ITHACA, N.Y.—If you’re a resident on South Hill, you might have experienced a lapse in letters and other items mailed through the U.S. Postal Service over the Thanksgiving holiday.
As the world continues facing labor shortages and supply chain problems, mail delivery companies have seen the brunt in terms of shipping, and domestic logistics have meant that delivery companies have had to compensate for manufacturing delays.
South Hill residents had not gotten their Postal Service mail delivered between Nov. 26 and 28, 2021, and when carriers do drive through the neighborhood, they usually stop at a single house and drop a lone package, according to residents. After three full days without mail, South Hill resident Ruth Katz finally flagged down a carrier to ask when normal delivery services may return.
“When I saw a mail vehicle pull up to a house to deliver a package, I ran out and flagged the driver down,” Katz said. “He said they were aware of the issues but just haven’t been able to get to the regular mail because they have to deliver packages first and that they hope to get back to the regular mail soon.”
Katz said that when she spoke to someone at the post office over the phone, they were also unsure when Postal Service mail would be delivered and that it was currently sitting unsorted on a truck. For this reason, residents were also unable to pick their mail up in person at the post office.
“I don’t blame the boots-on-the-ground carriers or post office management, of course, but I wonder if we can do it differently,” Katz said. “Maybe every other day they would be able to prioritize regular mail to help spread it around.”

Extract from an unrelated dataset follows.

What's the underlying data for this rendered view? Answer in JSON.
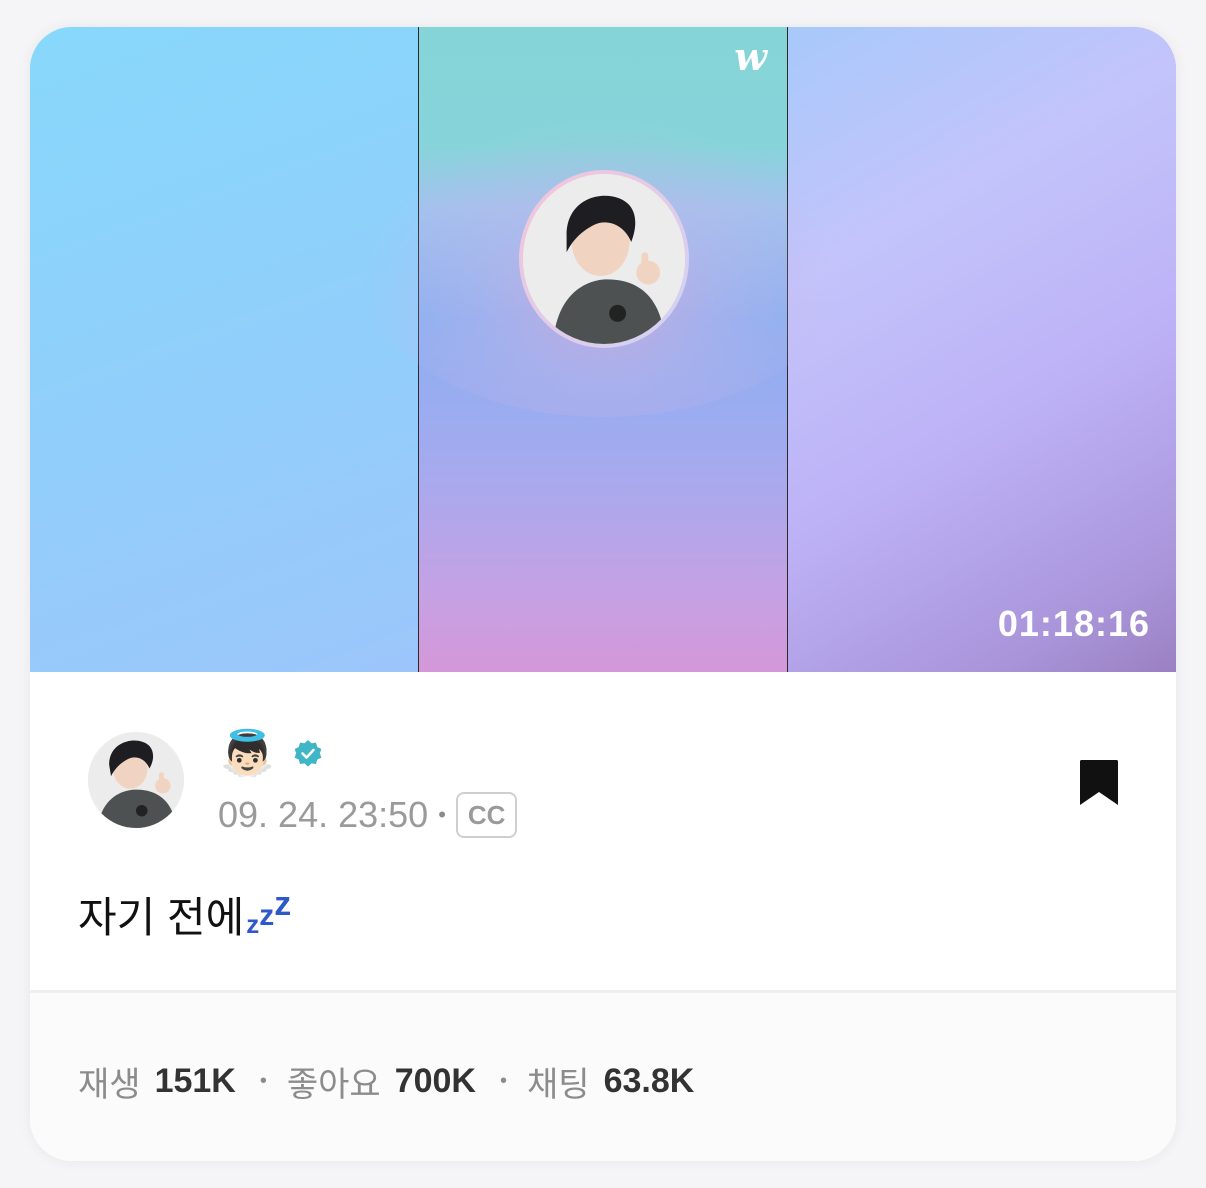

In October, the Postal Service implemented new standards of service to “promote delivery consistency, efficiency and reliability” for customers that added an additional day or two of transit-time considered standard for longer distances.
The U.S. Postal Service is anticipating to deliver more mail than any other carrier, likely between 850 and 950 million packages and 12 billion cards and letters. For this reason, the company is urging customers to ship any holiday packages early to ensure receipt by Christmas. USPS officials were unavailable for comment on this story, however.
Katz said that the neighborhood did receive mail Dec. 1 but that she is still waiting for something from her son that she hasn’t yet received. She said that she can’t be sure where it got held up. She added that she hoped the delay wouldn’t occur again but that it does seem likely due to supply chain and shipping issues everyone is facing.
Neighborhoods in downtown Ithaca have also noticed slow and unreliable mail delivery. Carol Cedarholm, a resident in downtown Ithaca, said the delays have only been noticeable recently.
“Our regular mail carrier for the last 27 years did a great job, and although he did mention difficulties and that he would have to pick up additional routes, and he worked weekends, we rarely noticed an issue,” she said. “He retired just before Thanksgiving and that is when we all really started noticing issues, not getting mail every day and sometimes getting it late.”
Cedarholm also spoke with a carrier when she saw them deliver to her neighborhood very late one night. The carrier told her that he had taken another route in addition to his normal route because of staffing issues.
Others in the downtown area have been experiencing delays and undelivered items for several weeks now, and the USPS has been updating its website to reflect service disruptions. International mail intended for certain destinations were suspended indefinitely due to COVID-19 beginning Dec. 10.